If you continue experiencing issues with your WiFi gateway, it is recommended to contact your internet service provider (ISP) or the manufacturer’s customer support for further assistance. They can provide specific troubleshooting steps tailored to your WiFi gateway model and help resolve any persistent issues you may encounter.
WiFi gateways play a crucial role in providing a seamless and reliable internet connection for a wide range of devices. Whether it’s for work, entertainment, education, or communication, a WiFi gateway allows us to stay connected in today’s digital world.
In this article, we’ve explored the fundamentals of WiFi gateways, understanding what they are and how they work. We’ve discovered the benefits they offer, including multiple device connectivity, wireless convenience, enhanced security, and advanced network management capabilities.

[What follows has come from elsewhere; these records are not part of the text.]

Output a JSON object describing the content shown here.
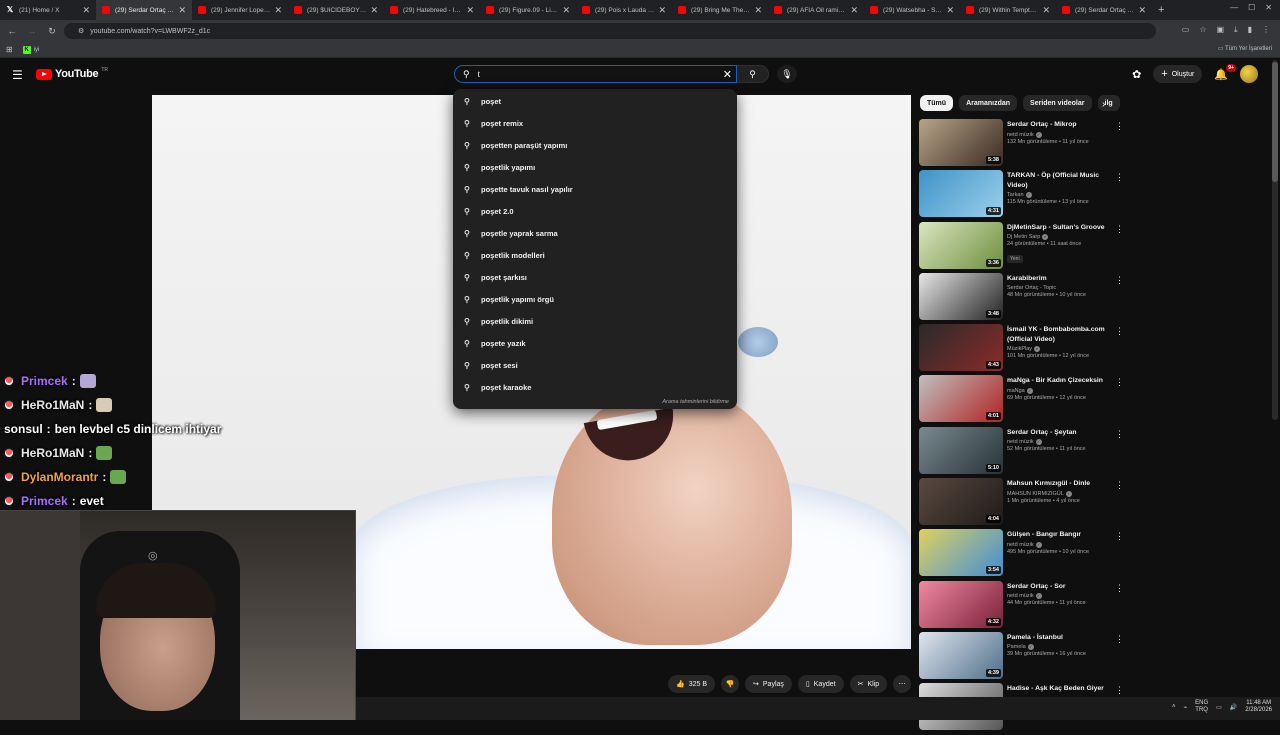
{
  "browser": {
    "tabs": [
      {
        "title": "(21) Home / X",
        "icon": "x-logo"
      },
      {
        "title": "(29) Serdar Ortaç - Po",
        "icon": "youtube",
        "active": true
      },
      {
        "title": "(29) Jennifer Lopez - A",
        "icon": "youtube"
      },
      {
        "title": "(29) $UICIDEBOY$ - N",
        "icon": "youtube"
      },
      {
        "title": "(29) Hatebreed - I Will",
        "icon": "youtube"
      },
      {
        "title": "(29) Figure.09 - Linkin",
        "icon": "youtube"
      },
      {
        "title": "(29) Pois x Lauda - Tek",
        "icon": "youtube"
      },
      {
        "title": "(29) Bring Me The Hor",
        "icon": "youtube"
      },
      {
        "title": "(29) AFIA Oil rami org",
        "icon": "youtube"
      },
      {
        "title": "(29) Watsebha - Soul",
        "icon": "youtube"
      },
      {
        "title": "(29) Within Temptation",
        "icon": "youtube"
      },
      {
        "title": "(29) Serdar Ortaç ft. E",
        "icon": "youtube"
      }
    ],
    "url": "youtube.com/watch?v=LWBWF2z_d1c",
    "bookmarks": {
      "kick_label": "iyi",
      "all_bookmarks": "Tüm Yer İşaretleri"
    }
  },
  "youtube": {
    "logo_text": "YouTube",
    "logo_country": "TR",
    "search_value": "t",
    "create_label": "Oluştur",
    "notif_count": "9+",
    "suggestions": [
      "poşet",
      "poşet remix",
      "poşetten paraşüt yapımı",
      "poşetlik yapımı",
      "poşette tavuk nasıl yapılır",
      "poşet 2.0",
      "poşetle yaprak sarma",
      "poşetlik modelleri",
      "poşet şarkısı",
      "poşetlik yapımı örgü",
      "poşetlik dikimi",
      "poşete yazık",
      "poşet sesi",
      "poşet karaoke"
    ],
    "suggestions_report": "Arama tahminlerini bildirme",
    "actions": {
      "likes": "325 B",
      "share": "Paylaş",
      "save": "Kaydet",
      "clip": "Klip"
    },
    "chips": [
      "Tümü",
      "Aramanızdan",
      "Seriden videolar",
      "ilg"
    ],
    "recommendations": [
      {
        "title": "Serdar Ortaç - Mikrop",
        "channel": "netd müzik",
        "verified": true,
        "meta": "132 Mn görüntüleme • 11 yıl önce",
        "duration": "5:38",
        "colors": [
          "#b7a589",
          "#3a2a22"
        ]
      },
      {
        "title": "TARKAN - Öp (Official Music Video)",
        "channel": "Tarkan",
        "verified": true,
        "meta": "115 Mn görüntüleme • 13 yıl önce",
        "duration": "4:31",
        "colors": [
          "#3f93c7",
          "#9bd0ec"
        ]
      },
      {
        "title": "DjMetinSarp - Sultan's Groove",
        "channel": "Dj Metin Sarp",
        "verified": true,
        "meta": "24 görüntüleme • 11 saat önce",
        "duration": "3:36",
        "badge": "Yeni",
        "colors": [
          "#d9e6c1",
          "#6e8e3c"
        ]
      },
      {
        "title": "Karabiberim",
        "channel": "Serdar Ortaç - Topic",
        "verified": false,
        "meta": "48 Mn görüntüleme • 10 yıl önce",
        "duration": "3:48",
        "colors": [
          "#e7e7e7",
          "#222222"
        ]
      },
      {
        "title": "İsmail YK - Bombabomba.com (Official Video)",
        "channel": "MüzikPlay",
        "verified": true,
        "meta": "101 Mn görüntüleme • 12 yıl önce",
        "duration": "4:43",
        "colors": [
          "#2a2a2a",
          "#8c2a2a"
        ]
      },
      {
        "title": "maNga - Bir Kadın Çizeceksin",
        "channel": "maNga",
        "verified": true,
        "meta": "69 Mn görüntüleme • 12 yıl önce",
        "duration": "4:01",
        "colors": [
          "#c0c0c0",
          "#b22222"
        ]
      },
      {
        "title": "Serdar Ortaç - Şeytan",
        "channel": "netd müzik",
        "verified": true,
        "meta": "52 Mn görüntüleme • 11 yıl önce",
        "duration": "5:10",
        "colors": [
          "#7a8a90",
          "#263238"
        ]
      },
      {
        "title": "Mahsun Kırmızıgül - Dinle",
        "channel": "MAHSUN KIRMIZIGÜL",
        "verified": true,
        "meta": "1 Mn görüntüleme • 4 yıl önce",
        "duration": "4:04",
        "colors": [
          "#5a4a40",
          "#1e1a18"
        ]
      },
      {
        "title": "Gülşen - Bangır Bangır",
        "channel": "netd müzik",
        "verified": true,
        "meta": "495 Mn görüntüleme • 10 yıl önce",
        "duration": "3:54",
        "colors": [
          "#e0d060",
          "#3f8fd6"
        ]
      },
      {
        "title": "Serdar Ortaç - Sor",
        "channel": "netd müzik",
        "verified": true,
        "meta": "44 Mn görüntüleme • 11 yıl önce",
        "duration": "4:32",
        "colors": [
          "#f08aa0",
          "#7a1f3a"
        ]
      },
      {
        "title": "Pamela - İstanbul",
        "channel": "Pamela",
        "verified": true,
        "meta": "39 Mn görüntüleme • 16 yıl önce",
        "duration": "4:39",
        "colors": [
          "#dfe6ee",
          "#4e6e88"
        ]
      },
      {
        "title": "Hadise - Aşk Kaç Beden Giyer",
        "channel": "",
        "verified": false,
        "meta": "",
        "duration": "",
        "colors": [
          "#ddd",
          "#555"
        ]
      }
    ]
  },
  "chat": [
    {
      "user": "Primcek",
      "color": "#a970ff",
      "text": "",
      "emote": "#b4a7d6"
    },
    {
      "user": "HeRo1MaN",
      "color": "#e8e8e8",
      "text": "",
      "emote": "#d9cbb3"
    },
    {
      "user": "sonsul",
      "color": "#ffffff",
      "text": "ben levbel c5 dinlicem ihtiyar",
      "nobadge": true
    },
    {
      "user": "HeRo1MaN",
      "color": "#e8e8e8",
      "text": "",
      "emote": "#6aa84f"
    },
    {
      "user": "DylanMorantr",
      "color": "#f2a23a",
      "text": "",
      "emote": "#6aa84f"
    },
    {
      "user": "Primcek",
      "color": "#a970ff",
      "text": "evet"
    }
  ],
  "taskbar": {
    "lang_top": "ENG",
    "lang_bottom": "TRQ",
    "time": "11:48 AM",
    "date": "2/28/2026"
  }
}
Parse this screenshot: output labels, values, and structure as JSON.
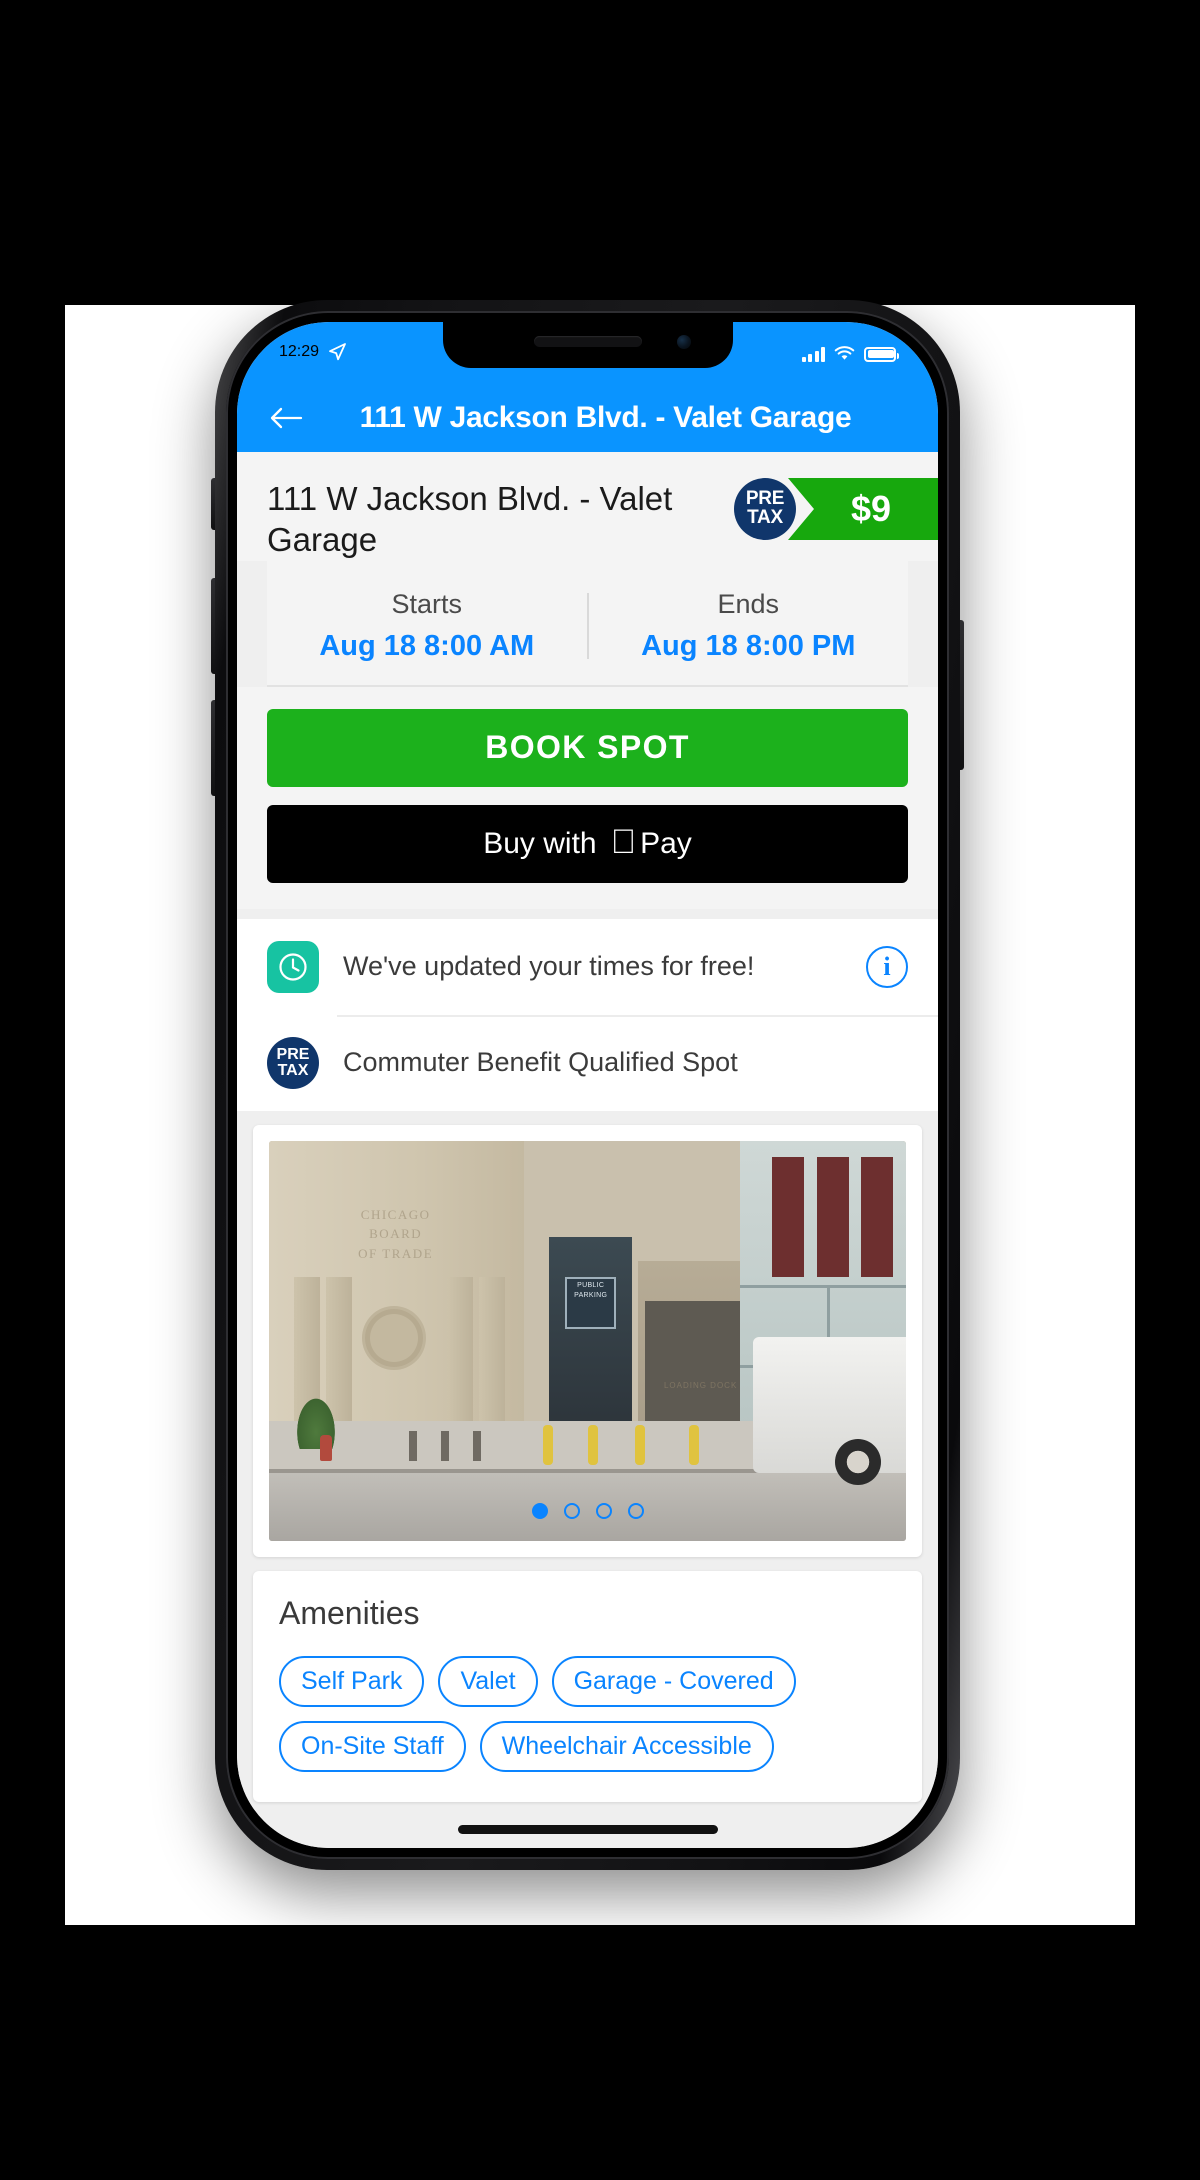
{
  "status_bar": {
    "time": "12:29",
    "location_icon": "location-arrow-icon",
    "signal_icon": "cellular-signal-icon",
    "wifi_icon": "wifi-icon",
    "battery_icon": "battery-full-icon"
  },
  "nav": {
    "back_icon": "back-arrow-icon",
    "title": "111 W Jackson Blvd. - Valet Garage"
  },
  "hero": {
    "title": "111 W Jackson Blvd. - Valet Garage",
    "pretax_line1": "PRE",
    "pretax_line2": "TAX",
    "price": "$9"
  },
  "times": {
    "starts_label": "Starts",
    "starts_value": "Aug 18 8:00 AM",
    "ends_label": "Ends",
    "ends_value": "Aug 18 8:00 PM"
  },
  "cta": {
    "book_label": "BOOK SPOT",
    "apple_pay_prefix": "Buy with",
    "apple_logo": "",
    "apple_pay_suffix": "Pay"
  },
  "info_rows": [
    {
      "icon": "clock-icon",
      "text": "We've updated your times for free!",
      "trailing_icon": "info-circle-icon",
      "trailing_label": "i"
    },
    {
      "icon": "pretax-badge-icon",
      "icon_line1": "PRE",
      "icon_line2": "TAX",
      "text": "Commuter Benefit Qualified Spot",
      "trailing_icon": "",
      "trailing_label": ""
    }
  ],
  "photo": {
    "building_sign_line1": "CHICAGO",
    "building_sign_line2": "BOARD",
    "building_sign_line3": "OF TRADE",
    "entry_sign_line1": "PUBLIC",
    "entry_sign_line2": "PARKING",
    "dock_label": "LOADING DOCK",
    "dots": [
      {
        "active": true
      },
      {
        "active": false
      },
      {
        "active": false
      },
      {
        "active": false
      }
    ]
  },
  "amenities": {
    "title": "Amenities",
    "chips": [
      "Self Park",
      "Valet",
      "Garage - Covered",
      "On-Site Staff",
      "Wheelchair Accessible"
    ]
  },
  "colors": {
    "accent_blue": "#0a84ff",
    "status_blue": "#0a94ff",
    "green_price": "#17a80d",
    "green_button": "#1cb11c",
    "navy_badge": "#10366b",
    "teal_icon": "#17c3a2"
  }
}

We’ve also discussed the different types of WiFi gateways available, such as standalone devices, modem-router combos, and mesh WiFi systems. Each type has its own unique features and advantages, allowing you to choose the one that best suits your individual needs.
Additionally, we’ve touched on the important aspects to consider when selecting a WiFi gateway, including internet speed, number of connected devices, WiFi range, and security features. These factors are crucial to ensure that you choose a WiFi gateway that meets your specific requirements and provides the desired performance and functionality.
Lastly, we’ve provided troubleshooting tips for common issues that may arise with WiFi gateways. By following these troubleshooting steps, you can address problems such as weak WiFi signals, slow internet speeds, device connection issues, and more, to maintain a consistent and reliable internet connection.
Remember, while WiFi gateways are designed to provide convenience and connectivity, occasional issues may arise. It’s important to stay informed about troubleshooting techniques and rely on the resources available from your internet service provider (ISP) and the manufacturer of your WiFi gateway for further assistance when needed.
By understanding the ins and outs of WiFi gateways and effectively troubleshooting any issues that arise, you can ensure a seamless and enjoyable online experience for all your connected devices. So, invest in the right WiFi gateway, set it up properly, and overcome any challenges that come your way to enjoy reliable and convenient internet connectivity. Stay connected, stay empowered!